[Problem details]
Report each line of the listing below that holds "Roster".

##############################

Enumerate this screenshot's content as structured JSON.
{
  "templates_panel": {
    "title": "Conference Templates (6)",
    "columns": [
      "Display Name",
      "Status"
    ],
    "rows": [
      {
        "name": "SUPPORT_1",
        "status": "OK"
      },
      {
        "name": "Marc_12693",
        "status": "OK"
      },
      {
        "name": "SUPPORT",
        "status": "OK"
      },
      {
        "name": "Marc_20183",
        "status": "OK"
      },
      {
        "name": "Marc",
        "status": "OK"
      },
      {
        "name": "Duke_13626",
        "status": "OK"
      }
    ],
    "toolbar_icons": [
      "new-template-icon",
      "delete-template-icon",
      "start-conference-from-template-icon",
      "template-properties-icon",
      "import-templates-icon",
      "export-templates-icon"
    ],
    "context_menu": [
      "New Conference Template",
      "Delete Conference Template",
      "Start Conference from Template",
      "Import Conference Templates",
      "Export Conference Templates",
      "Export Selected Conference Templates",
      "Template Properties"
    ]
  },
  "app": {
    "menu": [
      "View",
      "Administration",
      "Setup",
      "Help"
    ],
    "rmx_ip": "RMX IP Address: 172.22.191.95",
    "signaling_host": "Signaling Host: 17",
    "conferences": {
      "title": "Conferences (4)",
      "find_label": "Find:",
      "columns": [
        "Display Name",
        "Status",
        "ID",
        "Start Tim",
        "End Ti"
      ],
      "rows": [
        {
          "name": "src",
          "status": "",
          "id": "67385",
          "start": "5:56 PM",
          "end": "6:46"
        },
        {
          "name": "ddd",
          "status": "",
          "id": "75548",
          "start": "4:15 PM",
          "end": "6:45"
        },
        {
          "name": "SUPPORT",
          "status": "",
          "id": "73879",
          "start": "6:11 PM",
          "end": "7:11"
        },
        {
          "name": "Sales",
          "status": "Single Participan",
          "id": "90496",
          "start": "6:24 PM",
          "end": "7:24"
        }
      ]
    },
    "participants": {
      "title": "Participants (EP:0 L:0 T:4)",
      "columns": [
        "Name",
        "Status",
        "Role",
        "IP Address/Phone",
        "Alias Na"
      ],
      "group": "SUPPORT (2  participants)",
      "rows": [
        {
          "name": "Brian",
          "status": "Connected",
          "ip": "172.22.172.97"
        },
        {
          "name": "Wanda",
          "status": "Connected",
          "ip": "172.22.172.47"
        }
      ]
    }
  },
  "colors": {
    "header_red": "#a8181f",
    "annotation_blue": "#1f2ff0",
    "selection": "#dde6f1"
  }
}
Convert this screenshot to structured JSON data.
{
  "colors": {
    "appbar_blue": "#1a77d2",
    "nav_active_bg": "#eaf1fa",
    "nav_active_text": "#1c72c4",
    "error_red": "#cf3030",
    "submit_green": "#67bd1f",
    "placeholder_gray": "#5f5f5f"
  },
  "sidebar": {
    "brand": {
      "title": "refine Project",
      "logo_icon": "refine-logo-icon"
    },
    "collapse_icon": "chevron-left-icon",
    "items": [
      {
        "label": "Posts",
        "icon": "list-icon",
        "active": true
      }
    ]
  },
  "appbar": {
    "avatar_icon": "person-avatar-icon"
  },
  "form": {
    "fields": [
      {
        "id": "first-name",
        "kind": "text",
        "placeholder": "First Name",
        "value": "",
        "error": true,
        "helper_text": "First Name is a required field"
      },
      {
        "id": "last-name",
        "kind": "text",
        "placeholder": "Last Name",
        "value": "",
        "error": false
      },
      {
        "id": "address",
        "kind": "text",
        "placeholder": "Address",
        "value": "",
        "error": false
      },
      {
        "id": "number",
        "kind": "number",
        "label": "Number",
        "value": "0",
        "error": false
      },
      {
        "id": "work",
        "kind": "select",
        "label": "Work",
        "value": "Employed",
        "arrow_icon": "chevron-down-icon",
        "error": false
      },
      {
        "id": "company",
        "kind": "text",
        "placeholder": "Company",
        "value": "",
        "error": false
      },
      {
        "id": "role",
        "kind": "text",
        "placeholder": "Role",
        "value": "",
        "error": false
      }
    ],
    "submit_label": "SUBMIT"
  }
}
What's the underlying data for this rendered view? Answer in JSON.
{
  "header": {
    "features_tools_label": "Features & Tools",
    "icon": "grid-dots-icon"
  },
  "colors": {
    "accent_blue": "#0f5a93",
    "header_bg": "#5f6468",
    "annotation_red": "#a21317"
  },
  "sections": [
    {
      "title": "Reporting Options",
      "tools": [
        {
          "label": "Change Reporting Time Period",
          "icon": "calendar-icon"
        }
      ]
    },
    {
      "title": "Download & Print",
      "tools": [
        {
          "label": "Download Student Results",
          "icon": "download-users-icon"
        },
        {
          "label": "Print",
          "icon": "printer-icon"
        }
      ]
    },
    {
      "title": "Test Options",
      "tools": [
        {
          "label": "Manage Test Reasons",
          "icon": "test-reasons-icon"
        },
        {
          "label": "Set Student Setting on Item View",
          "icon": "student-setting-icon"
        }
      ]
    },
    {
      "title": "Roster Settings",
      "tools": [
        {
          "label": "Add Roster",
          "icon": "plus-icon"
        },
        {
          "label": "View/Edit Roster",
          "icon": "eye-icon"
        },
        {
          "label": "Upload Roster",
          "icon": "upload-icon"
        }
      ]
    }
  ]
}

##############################

[Exercise answer]
      "title": "Roster Settings",
          "label": "Add Roster",
          "label": "View/Edit Roster",
          "label": "Upload Roster",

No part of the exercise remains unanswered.